**Instructions for the task**
Find the count of lines in the material below that include the word "John". State nothing but that number.

**Dataset extract**
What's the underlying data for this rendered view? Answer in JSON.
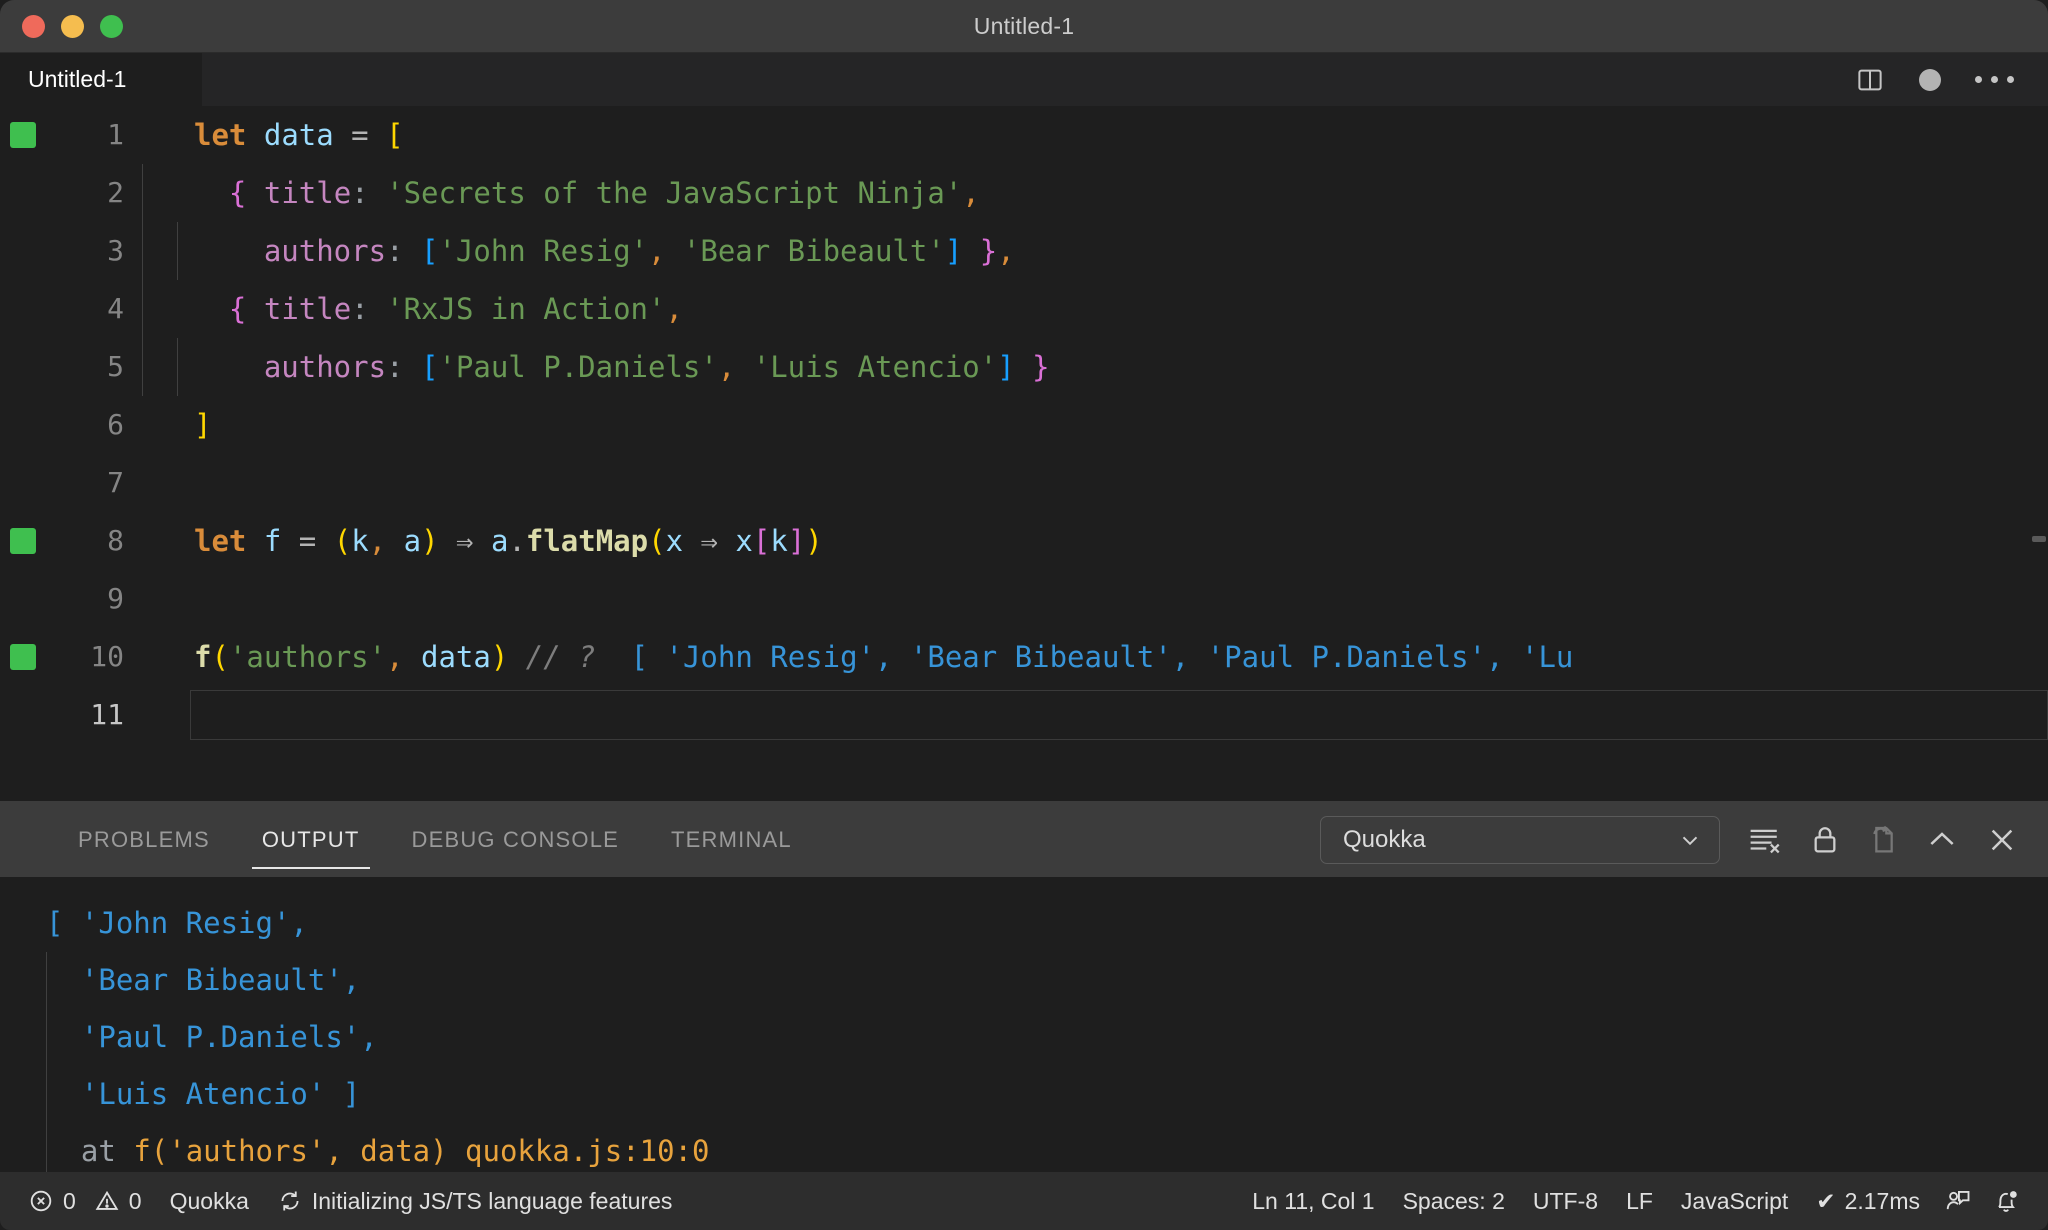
{
  "window": {
    "title": "Untitled-1",
    "traffic_lights": [
      "close-red",
      "minimize-yellow",
      "maximize-green"
    ]
  },
  "editor_tabbar": {
    "tab_label": "Untitled-1",
    "actions": [
      "split-editor-icon",
      "unsaved-dot-icon",
      "more-actions-icon"
    ]
  },
  "editor": {
    "language": "JavaScript",
    "lines": [
      {
        "num": "1",
        "quokka_marker": true,
        "tokens": [
          {
            "t": "let",
            "c": "t-key"
          },
          {
            "t": " ",
            "c": "t-plain"
          },
          {
            "t": "data",
            "c": "t-var"
          },
          {
            "t": " ",
            "c": "t-plain"
          },
          {
            "t": "=",
            "c": "t-op"
          },
          {
            "t": " ",
            "c": "t-plain"
          },
          {
            "t": "[",
            "c": "t-brkY"
          }
        ]
      },
      {
        "num": "2",
        "quokka_marker": false,
        "indent_guides": 1,
        "tokens": [
          {
            "t": "  ",
            "c": "t-plain"
          },
          {
            "t": "{",
            "c": "t-brkP"
          },
          {
            "t": " ",
            "c": "t-plain"
          },
          {
            "t": "title",
            "c": "t-prop"
          },
          {
            "t": ":",
            "c": "t-colon"
          },
          {
            "t": " ",
            "c": "t-plain"
          },
          {
            "t": "'Secrets of the JavaScript Ninja'",
            "c": "t-str"
          },
          {
            "t": ",",
            "c": "t-comma"
          }
        ]
      },
      {
        "num": "3",
        "quokka_marker": false,
        "indent_guides": 2,
        "tokens": [
          {
            "t": "    ",
            "c": "t-plain"
          },
          {
            "t": "authors",
            "c": "t-prop"
          },
          {
            "t": ":",
            "c": "t-colon"
          },
          {
            "t": " ",
            "c": "t-plain"
          },
          {
            "t": "[",
            "c": "t-brkB"
          },
          {
            "t": "'John Resig'",
            "c": "t-str"
          },
          {
            "t": ",",
            "c": "t-comma"
          },
          {
            "t": " ",
            "c": "t-plain"
          },
          {
            "t": "'Bear Bibeault'",
            "c": "t-str"
          },
          {
            "t": "]",
            "c": "t-brkB"
          },
          {
            "t": " ",
            "c": "t-plain"
          },
          {
            "t": "}",
            "c": "t-brkP"
          },
          {
            "t": ",",
            "c": "t-comma"
          }
        ]
      },
      {
        "num": "4",
        "quokka_marker": false,
        "indent_guides": 1,
        "tokens": [
          {
            "t": "  ",
            "c": "t-plain"
          },
          {
            "t": "{",
            "c": "t-brkP"
          },
          {
            "t": " ",
            "c": "t-plain"
          },
          {
            "t": "title",
            "c": "t-prop"
          },
          {
            "t": ":",
            "c": "t-colon"
          },
          {
            "t": " ",
            "c": "t-plain"
          },
          {
            "t": "'RxJS in Action'",
            "c": "t-str"
          },
          {
            "t": ",",
            "c": "t-comma"
          }
        ]
      },
      {
        "num": "5",
        "quokka_marker": false,
        "indent_guides": 2,
        "tokens": [
          {
            "t": "    ",
            "c": "t-plain"
          },
          {
            "t": "authors",
            "c": "t-prop"
          },
          {
            "t": ":",
            "c": "t-colon"
          },
          {
            "t": " ",
            "c": "t-plain"
          },
          {
            "t": "[",
            "c": "t-brkB"
          },
          {
            "t": "'Paul P.Daniels'",
            "c": "t-str"
          },
          {
            "t": ",",
            "c": "t-comma"
          },
          {
            "t": " ",
            "c": "t-plain"
          },
          {
            "t": "'Luis Atencio'",
            "c": "t-str"
          },
          {
            "t": "]",
            "c": "t-brkB"
          },
          {
            "t": " ",
            "c": "t-plain"
          },
          {
            "t": "}",
            "c": "t-brkP"
          }
        ]
      },
      {
        "num": "6",
        "quokka_marker": false,
        "tokens": [
          {
            "t": "]",
            "c": "t-brkY"
          }
        ]
      },
      {
        "num": "7",
        "quokka_marker": false,
        "tokens": []
      },
      {
        "num": "8",
        "quokka_marker": true,
        "tokens": [
          {
            "t": "let",
            "c": "t-key"
          },
          {
            "t": " ",
            "c": "t-plain"
          },
          {
            "t": "f",
            "c": "t-var"
          },
          {
            "t": " ",
            "c": "t-plain"
          },
          {
            "t": "=",
            "c": "t-op"
          },
          {
            "t": " ",
            "c": "t-plain"
          },
          {
            "t": "(",
            "c": "t-brkY"
          },
          {
            "t": "k",
            "c": "t-var"
          },
          {
            "t": ",",
            "c": "t-comma"
          },
          {
            "t": " ",
            "c": "t-plain"
          },
          {
            "t": "a",
            "c": "t-var"
          },
          {
            "t": ")",
            "c": "t-brkY"
          },
          {
            "t": " ⇒ ",
            "c": "t-op"
          },
          {
            "t": "a",
            "c": "t-var"
          },
          {
            "t": ".",
            "c": "t-plain"
          },
          {
            "t": "flatMap",
            "c": "t-fn"
          },
          {
            "t": "(",
            "c": "t-brkY"
          },
          {
            "t": "x",
            "c": "t-var"
          },
          {
            "t": " ⇒ ",
            "c": "t-op"
          },
          {
            "t": "x",
            "c": "t-var"
          },
          {
            "t": "[",
            "c": "t-brkP"
          },
          {
            "t": "k",
            "c": "t-var"
          },
          {
            "t": "]",
            "c": "t-brkP"
          },
          {
            "t": ")",
            "c": "t-brkY"
          }
        ]
      },
      {
        "num": "9",
        "quokka_marker": false,
        "tokens": []
      },
      {
        "num": "10",
        "quokka_marker": true,
        "tokens": [
          {
            "t": "f",
            "c": "t-fn"
          },
          {
            "t": "(",
            "c": "t-brkY"
          },
          {
            "t": "'authors'",
            "c": "t-str"
          },
          {
            "t": ",",
            "c": "t-comma"
          },
          {
            "t": " ",
            "c": "t-plain"
          },
          {
            "t": "data",
            "c": "t-var"
          },
          {
            "t": ")",
            "c": "t-brkY"
          },
          {
            "t": " ",
            "c": "t-plain"
          },
          {
            "t": "// ?",
            "c": "t-comment"
          },
          {
            "t": "  ",
            "c": "t-plain"
          },
          {
            "t": "[ 'John Resig', 'Bear Bibeault', 'Paul P.Daniels', 'Lu",
            "c": "t-result"
          }
        ]
      },
      {
        "num": "11",
        "quokka_marker": false,
        "current": true,
        "tokens": []
      }
    ]
  },
  "panel": {
    "tabs": [
      {
        "label": "PROBLEMS",
        "active": false
      },
      {
        "label": "OUTPUT",
        "active": true
      },
      {
        "label": "DEBUG CONSOLE",
        "active": false
      },
      {
        "label": "TERMINAL",
        "active": false
      }
    ],
    "channel_selected": "Quokka",
    "actions": [
      "clear-output-icon",
      "lock-scroll-icon",
      "open-in-editor-icon",
      "collapse-panel-icon",
      "close-panel-icon"
    ],
    "output_lines": [
      {
        "indent_guide": false,
        "segments": [
          {
            "t": "[ 'John Resig',",
            "c": "t-result"
          }
        ]
      },
      {
        "indent_guide": true,
        "segments": [
          {
            "t": "  'Bear Bibeault',",
            "c": "t-result"
          }
        ]
      },
      {
        "indent_guide": true,
        "segments": [
          {
            "t": "  'Paul P.Daniels',",
            "c": "t-result"
          }
        ]
      },
      {
        "indent_guide": true,
        "segments": [
          {
            "t": "  'Luis Atencio' ]",
            "c": "t-result"
          }
        ]
      },
      {
        "indent_guide": true,
        "segments": [
          {
            "t": "  at ",
            "c": "t-tracedim"
          },
          {
            "t": "f('authors', data) quokka.js:10:0",
            "c": "t-trace"
          }
        ]
      }
    ]
  },
  "statusbar": {
    "errors_count": "0",
    "warnings_count": "0",
    "quokka_label": "Quokka",
    "task_status": "Initializing JS/TS language features",
    "cursor_position": "Ln 11, Col 1",
    "indentation": "Spaces: 2",
    "encoding": "UTF-8",
    "eol": "LF",
    "language_mode": "JavaScript",
    "run_time": "2.17ms",
    "run_time_prefix": "✔",
    "right_icons": [
      "feedback-icon",
      "notifications-bell-icon"
    ]
  },
  "colors": {
    "titlebar_bg": "#3c3c3c",
    "editor_bg": "#1e1e1e",
    "panel_header_bg": "#3c3c3c",
    "statusbar_bg": "#2d2d2d",
    "quokka_marker": "#3fbf4f",
    "result_blue": "#3794d8",
    "string_green": "#6a9955",
    "keyword_orange": "#d98c3a",
    "property_purple": "#c586c0",
    "function_yellow": "#dcdcaa",
    "bracket_yellow": "#ffd700",
    "bracket_purple": "#da70d6",
    "bracket_blue": "#179fff",
    "trace_orange": "#e8a33d"
  }
}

**Response**
3